[Description of the task]
Number of lines below with "this": work it out and reply with that number only.

Records provided: Begin

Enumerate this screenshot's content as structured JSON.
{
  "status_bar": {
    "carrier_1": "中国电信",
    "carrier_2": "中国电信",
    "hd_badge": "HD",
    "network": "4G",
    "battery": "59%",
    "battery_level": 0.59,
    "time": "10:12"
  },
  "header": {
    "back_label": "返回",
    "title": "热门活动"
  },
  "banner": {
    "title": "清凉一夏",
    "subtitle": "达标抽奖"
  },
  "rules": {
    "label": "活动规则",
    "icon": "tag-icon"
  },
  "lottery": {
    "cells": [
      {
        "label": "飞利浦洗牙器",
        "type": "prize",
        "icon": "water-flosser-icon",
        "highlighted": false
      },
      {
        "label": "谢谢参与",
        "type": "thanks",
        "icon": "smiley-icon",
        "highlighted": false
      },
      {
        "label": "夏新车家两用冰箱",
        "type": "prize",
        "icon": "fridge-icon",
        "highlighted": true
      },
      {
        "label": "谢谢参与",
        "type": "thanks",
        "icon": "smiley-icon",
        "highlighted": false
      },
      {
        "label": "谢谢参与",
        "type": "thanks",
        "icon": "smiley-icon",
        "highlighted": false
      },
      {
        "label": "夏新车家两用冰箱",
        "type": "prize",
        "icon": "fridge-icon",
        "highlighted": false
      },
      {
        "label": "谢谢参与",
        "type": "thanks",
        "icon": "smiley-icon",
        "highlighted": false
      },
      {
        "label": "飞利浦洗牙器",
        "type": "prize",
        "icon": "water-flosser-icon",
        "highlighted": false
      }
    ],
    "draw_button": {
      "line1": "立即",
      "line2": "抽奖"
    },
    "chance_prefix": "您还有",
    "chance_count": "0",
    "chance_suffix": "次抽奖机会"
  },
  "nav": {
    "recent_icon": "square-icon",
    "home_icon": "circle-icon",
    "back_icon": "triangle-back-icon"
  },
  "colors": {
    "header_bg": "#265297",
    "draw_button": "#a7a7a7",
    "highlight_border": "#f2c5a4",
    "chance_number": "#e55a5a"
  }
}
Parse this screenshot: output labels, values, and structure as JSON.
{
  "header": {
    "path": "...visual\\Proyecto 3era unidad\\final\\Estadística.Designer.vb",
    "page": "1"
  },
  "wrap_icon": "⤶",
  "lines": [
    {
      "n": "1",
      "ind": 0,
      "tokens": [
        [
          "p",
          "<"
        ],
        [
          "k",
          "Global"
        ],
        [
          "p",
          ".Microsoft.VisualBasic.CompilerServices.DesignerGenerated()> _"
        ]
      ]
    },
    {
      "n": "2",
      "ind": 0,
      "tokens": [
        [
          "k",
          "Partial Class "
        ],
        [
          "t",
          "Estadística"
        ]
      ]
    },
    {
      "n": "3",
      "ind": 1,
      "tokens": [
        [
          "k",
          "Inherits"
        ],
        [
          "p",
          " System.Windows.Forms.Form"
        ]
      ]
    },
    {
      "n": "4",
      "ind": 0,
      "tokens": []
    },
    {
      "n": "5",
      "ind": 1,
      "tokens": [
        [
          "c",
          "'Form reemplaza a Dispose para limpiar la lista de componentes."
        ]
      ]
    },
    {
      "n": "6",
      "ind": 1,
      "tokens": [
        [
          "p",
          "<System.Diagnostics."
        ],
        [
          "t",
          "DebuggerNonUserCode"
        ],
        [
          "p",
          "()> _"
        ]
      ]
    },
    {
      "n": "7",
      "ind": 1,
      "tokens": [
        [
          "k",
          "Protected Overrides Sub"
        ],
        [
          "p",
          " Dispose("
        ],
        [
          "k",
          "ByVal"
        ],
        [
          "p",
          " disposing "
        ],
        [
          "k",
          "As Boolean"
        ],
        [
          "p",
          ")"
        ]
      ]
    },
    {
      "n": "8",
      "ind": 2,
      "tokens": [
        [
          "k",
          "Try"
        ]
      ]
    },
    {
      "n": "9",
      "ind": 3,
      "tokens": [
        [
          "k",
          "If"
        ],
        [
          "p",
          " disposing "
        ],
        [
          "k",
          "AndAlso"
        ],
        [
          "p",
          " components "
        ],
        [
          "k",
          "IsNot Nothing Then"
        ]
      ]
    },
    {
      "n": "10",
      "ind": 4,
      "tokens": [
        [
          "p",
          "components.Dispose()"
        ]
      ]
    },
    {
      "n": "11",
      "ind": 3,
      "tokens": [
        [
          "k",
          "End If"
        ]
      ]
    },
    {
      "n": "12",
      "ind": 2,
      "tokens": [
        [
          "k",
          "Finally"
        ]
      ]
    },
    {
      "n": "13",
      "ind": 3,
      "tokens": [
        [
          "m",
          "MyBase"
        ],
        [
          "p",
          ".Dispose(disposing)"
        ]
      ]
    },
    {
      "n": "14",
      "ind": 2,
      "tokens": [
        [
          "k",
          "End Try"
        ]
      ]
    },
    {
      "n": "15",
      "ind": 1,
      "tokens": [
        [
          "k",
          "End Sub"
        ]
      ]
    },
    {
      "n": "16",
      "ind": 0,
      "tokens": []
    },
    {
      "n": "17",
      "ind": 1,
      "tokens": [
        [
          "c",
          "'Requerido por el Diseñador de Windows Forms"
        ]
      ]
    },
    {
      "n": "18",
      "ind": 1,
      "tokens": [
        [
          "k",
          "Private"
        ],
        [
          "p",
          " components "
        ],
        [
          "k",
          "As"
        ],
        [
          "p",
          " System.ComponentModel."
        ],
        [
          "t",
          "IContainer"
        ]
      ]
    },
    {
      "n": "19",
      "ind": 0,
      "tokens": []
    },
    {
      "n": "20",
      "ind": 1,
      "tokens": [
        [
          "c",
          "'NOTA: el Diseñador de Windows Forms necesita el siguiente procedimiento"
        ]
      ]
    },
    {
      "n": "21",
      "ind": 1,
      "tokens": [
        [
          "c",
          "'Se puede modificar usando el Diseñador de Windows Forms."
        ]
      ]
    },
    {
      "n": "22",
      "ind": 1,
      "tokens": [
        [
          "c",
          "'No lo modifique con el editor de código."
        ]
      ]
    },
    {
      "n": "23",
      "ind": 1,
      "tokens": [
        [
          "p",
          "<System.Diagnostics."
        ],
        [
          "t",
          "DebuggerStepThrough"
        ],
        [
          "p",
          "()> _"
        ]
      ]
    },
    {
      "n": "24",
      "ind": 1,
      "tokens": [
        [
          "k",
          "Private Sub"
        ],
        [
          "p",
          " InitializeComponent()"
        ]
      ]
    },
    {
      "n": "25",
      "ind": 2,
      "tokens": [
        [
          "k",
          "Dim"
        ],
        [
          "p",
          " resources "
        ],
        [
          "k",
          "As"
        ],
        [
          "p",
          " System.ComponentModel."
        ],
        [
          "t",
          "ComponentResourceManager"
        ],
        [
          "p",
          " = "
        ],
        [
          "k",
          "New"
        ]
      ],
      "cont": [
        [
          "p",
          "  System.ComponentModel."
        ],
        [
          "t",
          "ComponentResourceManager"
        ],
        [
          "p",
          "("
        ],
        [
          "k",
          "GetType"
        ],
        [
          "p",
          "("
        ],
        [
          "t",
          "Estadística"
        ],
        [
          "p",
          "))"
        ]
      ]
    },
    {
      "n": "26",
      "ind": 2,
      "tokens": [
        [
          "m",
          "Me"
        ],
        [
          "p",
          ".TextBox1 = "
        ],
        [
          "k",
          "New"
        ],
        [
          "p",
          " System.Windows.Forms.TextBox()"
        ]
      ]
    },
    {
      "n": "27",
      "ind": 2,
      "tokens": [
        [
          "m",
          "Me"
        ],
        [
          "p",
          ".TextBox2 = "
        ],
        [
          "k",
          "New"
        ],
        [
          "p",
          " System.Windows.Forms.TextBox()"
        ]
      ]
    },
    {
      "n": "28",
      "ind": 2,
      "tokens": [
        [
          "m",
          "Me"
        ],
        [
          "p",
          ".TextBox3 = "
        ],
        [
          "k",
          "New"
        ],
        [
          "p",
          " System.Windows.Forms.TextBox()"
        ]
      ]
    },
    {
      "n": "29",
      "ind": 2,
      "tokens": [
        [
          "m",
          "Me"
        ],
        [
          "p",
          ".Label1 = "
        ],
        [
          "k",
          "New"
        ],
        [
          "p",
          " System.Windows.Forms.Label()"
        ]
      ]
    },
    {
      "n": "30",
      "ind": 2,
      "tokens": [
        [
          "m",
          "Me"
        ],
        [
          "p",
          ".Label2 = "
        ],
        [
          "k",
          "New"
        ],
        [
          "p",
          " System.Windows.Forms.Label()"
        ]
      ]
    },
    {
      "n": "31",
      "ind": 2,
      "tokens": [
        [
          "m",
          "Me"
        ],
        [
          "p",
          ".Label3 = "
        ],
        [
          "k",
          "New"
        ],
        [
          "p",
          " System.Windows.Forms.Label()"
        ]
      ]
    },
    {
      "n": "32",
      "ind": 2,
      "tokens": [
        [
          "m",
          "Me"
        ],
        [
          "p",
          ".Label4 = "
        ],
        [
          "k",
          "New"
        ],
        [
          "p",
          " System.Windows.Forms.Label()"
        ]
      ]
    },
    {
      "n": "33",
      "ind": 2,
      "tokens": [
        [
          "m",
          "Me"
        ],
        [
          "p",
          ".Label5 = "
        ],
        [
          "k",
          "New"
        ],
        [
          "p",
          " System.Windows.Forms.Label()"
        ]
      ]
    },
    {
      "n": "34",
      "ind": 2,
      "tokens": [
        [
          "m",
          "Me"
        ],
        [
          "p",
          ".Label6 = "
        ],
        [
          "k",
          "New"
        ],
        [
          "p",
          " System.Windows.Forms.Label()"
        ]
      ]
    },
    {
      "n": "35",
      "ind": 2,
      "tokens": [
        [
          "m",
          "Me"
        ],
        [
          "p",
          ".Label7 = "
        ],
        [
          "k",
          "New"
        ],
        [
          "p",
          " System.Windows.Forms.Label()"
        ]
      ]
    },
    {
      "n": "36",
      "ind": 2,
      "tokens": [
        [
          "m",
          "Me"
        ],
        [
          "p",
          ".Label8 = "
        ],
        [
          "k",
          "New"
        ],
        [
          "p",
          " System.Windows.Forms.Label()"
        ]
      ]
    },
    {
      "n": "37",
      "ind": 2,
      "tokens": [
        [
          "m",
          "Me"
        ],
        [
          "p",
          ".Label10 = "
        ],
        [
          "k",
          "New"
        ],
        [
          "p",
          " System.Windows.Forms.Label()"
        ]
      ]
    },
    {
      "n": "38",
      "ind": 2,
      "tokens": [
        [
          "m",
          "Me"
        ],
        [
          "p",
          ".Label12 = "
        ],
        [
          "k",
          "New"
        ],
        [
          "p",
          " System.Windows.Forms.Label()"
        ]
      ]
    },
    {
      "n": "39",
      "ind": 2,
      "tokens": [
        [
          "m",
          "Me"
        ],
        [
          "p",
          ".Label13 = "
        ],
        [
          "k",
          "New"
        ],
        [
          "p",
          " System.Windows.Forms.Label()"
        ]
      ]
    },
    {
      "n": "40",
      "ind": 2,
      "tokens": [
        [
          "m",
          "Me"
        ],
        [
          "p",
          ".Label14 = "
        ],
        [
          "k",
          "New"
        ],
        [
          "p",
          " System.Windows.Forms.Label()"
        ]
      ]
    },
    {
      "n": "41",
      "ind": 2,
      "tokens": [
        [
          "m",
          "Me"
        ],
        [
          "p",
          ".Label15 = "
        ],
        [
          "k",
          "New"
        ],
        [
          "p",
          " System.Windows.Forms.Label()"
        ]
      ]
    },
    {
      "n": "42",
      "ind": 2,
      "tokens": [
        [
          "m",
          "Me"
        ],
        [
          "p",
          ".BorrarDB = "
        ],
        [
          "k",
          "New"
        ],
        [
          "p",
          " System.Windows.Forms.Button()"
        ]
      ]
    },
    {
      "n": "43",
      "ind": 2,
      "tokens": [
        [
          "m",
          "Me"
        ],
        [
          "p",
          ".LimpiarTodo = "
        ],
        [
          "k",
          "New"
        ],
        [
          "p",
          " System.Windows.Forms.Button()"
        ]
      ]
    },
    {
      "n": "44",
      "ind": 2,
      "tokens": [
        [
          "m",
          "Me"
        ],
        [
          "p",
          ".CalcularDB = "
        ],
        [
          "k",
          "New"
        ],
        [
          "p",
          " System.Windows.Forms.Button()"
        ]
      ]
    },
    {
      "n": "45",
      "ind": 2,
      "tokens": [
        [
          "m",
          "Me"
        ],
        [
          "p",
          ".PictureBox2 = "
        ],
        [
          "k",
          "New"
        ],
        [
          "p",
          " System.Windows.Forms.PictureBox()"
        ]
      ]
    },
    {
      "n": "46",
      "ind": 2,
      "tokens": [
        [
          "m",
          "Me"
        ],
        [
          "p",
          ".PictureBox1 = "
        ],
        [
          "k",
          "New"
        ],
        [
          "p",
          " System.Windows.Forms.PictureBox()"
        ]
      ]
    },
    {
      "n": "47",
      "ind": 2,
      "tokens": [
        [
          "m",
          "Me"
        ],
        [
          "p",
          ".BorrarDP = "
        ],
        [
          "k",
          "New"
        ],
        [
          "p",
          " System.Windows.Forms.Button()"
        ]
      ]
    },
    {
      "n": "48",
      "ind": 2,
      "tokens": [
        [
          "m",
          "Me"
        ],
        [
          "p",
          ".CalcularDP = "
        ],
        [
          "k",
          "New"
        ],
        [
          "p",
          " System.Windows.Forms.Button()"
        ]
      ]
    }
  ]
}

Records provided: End

[Answer area]
2